* Task description
An exact copy of the entries is needed, with every line included.

(Items from an interface collection)

──────────

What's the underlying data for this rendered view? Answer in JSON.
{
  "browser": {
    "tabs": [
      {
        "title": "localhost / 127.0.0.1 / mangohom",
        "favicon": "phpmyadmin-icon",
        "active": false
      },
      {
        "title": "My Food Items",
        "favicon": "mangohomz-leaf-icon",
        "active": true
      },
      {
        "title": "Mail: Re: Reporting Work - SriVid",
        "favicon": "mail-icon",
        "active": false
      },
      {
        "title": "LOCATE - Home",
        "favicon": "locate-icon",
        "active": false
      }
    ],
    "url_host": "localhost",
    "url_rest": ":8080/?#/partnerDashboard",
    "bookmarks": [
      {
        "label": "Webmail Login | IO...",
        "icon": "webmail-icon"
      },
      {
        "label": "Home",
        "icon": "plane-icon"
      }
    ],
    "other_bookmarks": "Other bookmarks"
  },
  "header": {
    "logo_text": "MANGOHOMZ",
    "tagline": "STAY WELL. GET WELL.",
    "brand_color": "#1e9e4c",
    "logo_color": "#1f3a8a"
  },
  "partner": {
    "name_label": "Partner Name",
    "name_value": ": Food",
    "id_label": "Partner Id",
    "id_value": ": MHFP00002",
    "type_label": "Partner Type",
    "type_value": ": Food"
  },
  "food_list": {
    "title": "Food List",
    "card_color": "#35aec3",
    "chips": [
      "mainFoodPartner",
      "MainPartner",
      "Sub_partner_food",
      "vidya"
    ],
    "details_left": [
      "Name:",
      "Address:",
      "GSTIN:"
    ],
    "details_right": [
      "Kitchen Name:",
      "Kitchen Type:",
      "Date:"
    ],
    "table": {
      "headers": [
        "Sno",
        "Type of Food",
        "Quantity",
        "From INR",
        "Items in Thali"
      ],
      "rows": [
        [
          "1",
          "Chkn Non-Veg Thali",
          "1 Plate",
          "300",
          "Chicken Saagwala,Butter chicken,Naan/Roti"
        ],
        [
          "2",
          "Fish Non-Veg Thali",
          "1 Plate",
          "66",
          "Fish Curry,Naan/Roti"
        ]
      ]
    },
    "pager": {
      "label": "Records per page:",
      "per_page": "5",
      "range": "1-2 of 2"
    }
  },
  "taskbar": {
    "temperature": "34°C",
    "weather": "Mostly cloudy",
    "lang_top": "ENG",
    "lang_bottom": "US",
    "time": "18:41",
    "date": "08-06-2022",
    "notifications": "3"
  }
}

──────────

* Output
What's the underlying data for this rendered view? Answer in JSON.
{
  "browser": {
    "tabs": [
      {
        "title": "localhost / 127.0.0.1 / mangohom",
        "favicon": "phpmyadmin-icon",
        "active": false
      },
      {
        "title": "My Food Items",
        "favicon": "mangohomz-leaf-icon",
        "active": true
      },
      {
        "title": "Mail: Re: Reporting Work - SriVid",
        "favicon": "mail-icon",
        "active": false
      },
      {
        "title": "LOCATE - Home",
        "favicon": "locate-icon",
        "active": false
      }
    ],
    "url_host": "localhost",
    "url_rest": ":8080/?#/partnerDashboard",
    "bookmarks": [
      {
        "label": "Webmail Login | IO...",
        "icon": "webmail-icon"
      },
      {
        "label": "Home",
        "icon": "plane-icon"
      }
    ],
    "other_bookmarks": "Other bookmarks"
  },
  "header": {
    "logo_text": "MANGOHOMZ",
    "tagline": "STAY WELL. GET WELL.",
    "brand_color": "#1e9e4c",
    "logo_color": "#1f3a8a"
  },
  "partner": {
    "name_label": "Partner Name",
    "name_value": ": Food",
    "id_label": "Partner Id",
    "id_value": ": MHFP00002",
    "type_label": "Partner Type",
    "type_value": ": Food"
  },
  "food_list": {
    "title": "Food List",
    "card_color": "#35aec3",
    "chips": [
      "mainFoodPartner",
      "MainPartner",
      "Sub_partner_food",
      "vidya"
    ],
    "details_left": [
      "Name:",
      "Address:",
      "GSTIN:"
    ],
    "details_right": [
      "Kitchen Name:",
      "Kitchen Type:",
      "Date:"
    ],
    "table": {
      "headers": [
        "Sno",
        "Type of Food",
        "Quantity",
        "From INR",
        "Items in Thali"
      ],
      "rows": [
        [
          "1",
          "Chkn Non-Veg Thali",
          "1 Plate",
          "300",
          "Chicken Saagwala,Butter chicken,Naan/Roti"
        ],
        [
          "2",
          "Fish Non-Veg Thali",
          "1 Plate",
          "66",
          "Fish Curry,Naan/Roti"
        ]
      ]
    },
    "pager": {
      "label": "Records per page:",
      "per_page": "5",
      "range": "1-2 of 2"
    }
  },
  "taskbar": {
    "temperature": "34°C",
    "weather": "Mostly cloudy",
    "lang_top": "ENG",
    "lang_bottom": "US",
    "time": "18:41",
    "date": "08-06-2022",
    "notifications": "3"
  }
}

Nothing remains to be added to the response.